By identifying the mutations present in the tumors and not in the normal devil genome, the original tumor DNA sequence could be deduced. Then, by comparing the tumor genome to the normal devil genome, the differences that make the normal cells “normal” and the tumor cells “tumorigenic” were revealed. For example, mutations were found in genes that are related to cancer in humans. Also, mutations were found in genes that would allow the tumor to “hide” from the host immune system, a property it has to have to be able to survive on the face of a devil.
Once the researchers identified where the differences were in the sequences of the two tumor genomes, these “hotspots” could be identified in hundreds of tumors throughout Tanzania. A sort of family tree was constructed to trace the spread of DFTD from the original devil to its present widespread distribution – a history of the disease.
Understanding the past development of DFTD is academically interesting, as is knowing what the original tumor “looked” like, but there are further implications beyond just basic curiosity. By knowing how DFTD evolved in the past, scientists can predict how it may change in the future and act to target these changes to prevent or stop the disease. Furthermore, there are still ways in which the data from this study can be analyzed. For instance, even though mutations were found in certain genes, the “how” question has not been answered: how these mutations cause DFTD. So far, only genes that are known to play a role in human cancers have been probed for the presence of mutations, but others could possibly be involved.

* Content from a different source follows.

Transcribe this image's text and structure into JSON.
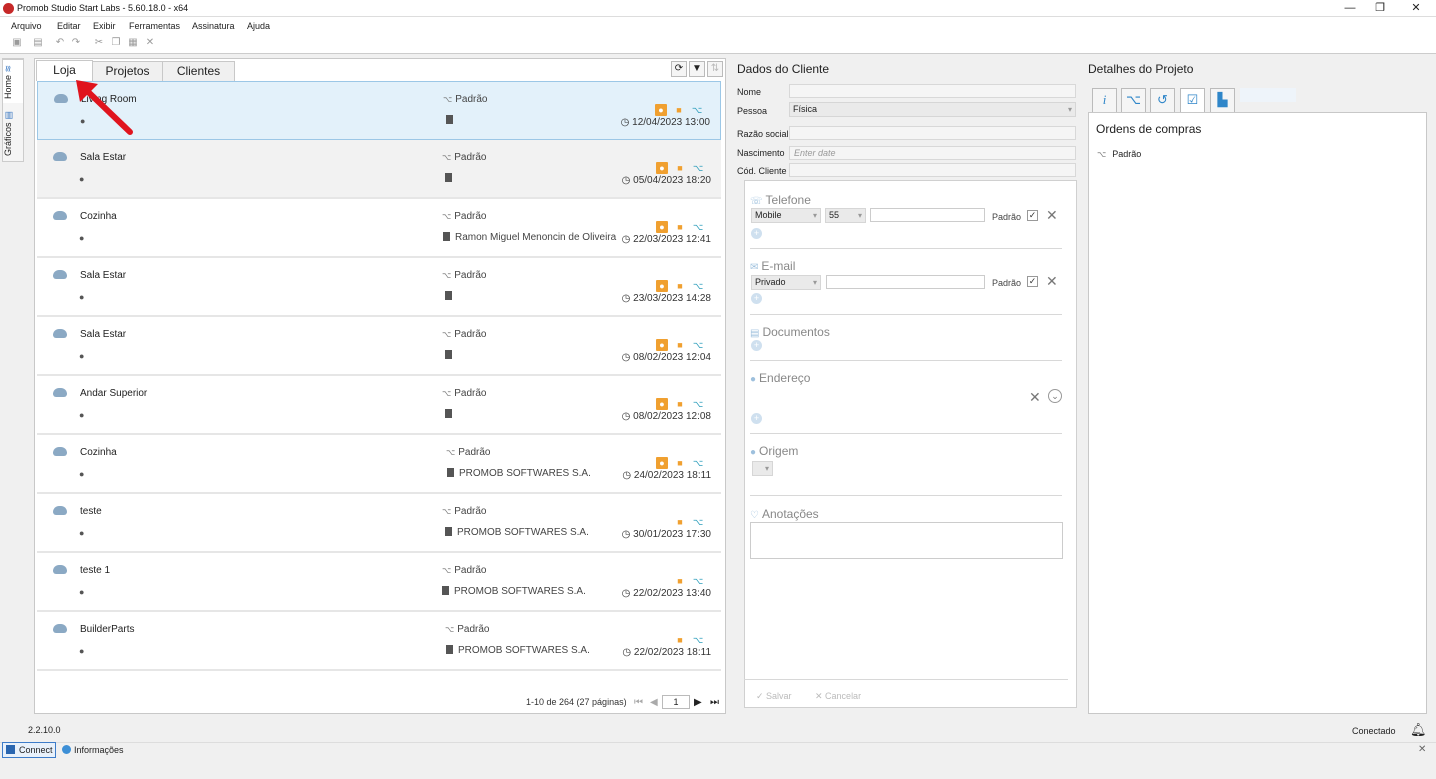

DFTD is well on its way to causing the extinction of an entire species. Understanding how the tumor cells are different than normal cells is key for developing therapy to cure or prevent DFTD. One other cancer is caused in the same way as DFTD (that is, is immortally transmitted through bites): a cancer of dogs, called canine transmissible venereal tumor (CTVT). The lessons learned from DFTD may be relevant to CTVT. So, if the soft spot in your heart for Taz isn’t big enough, think of Fido.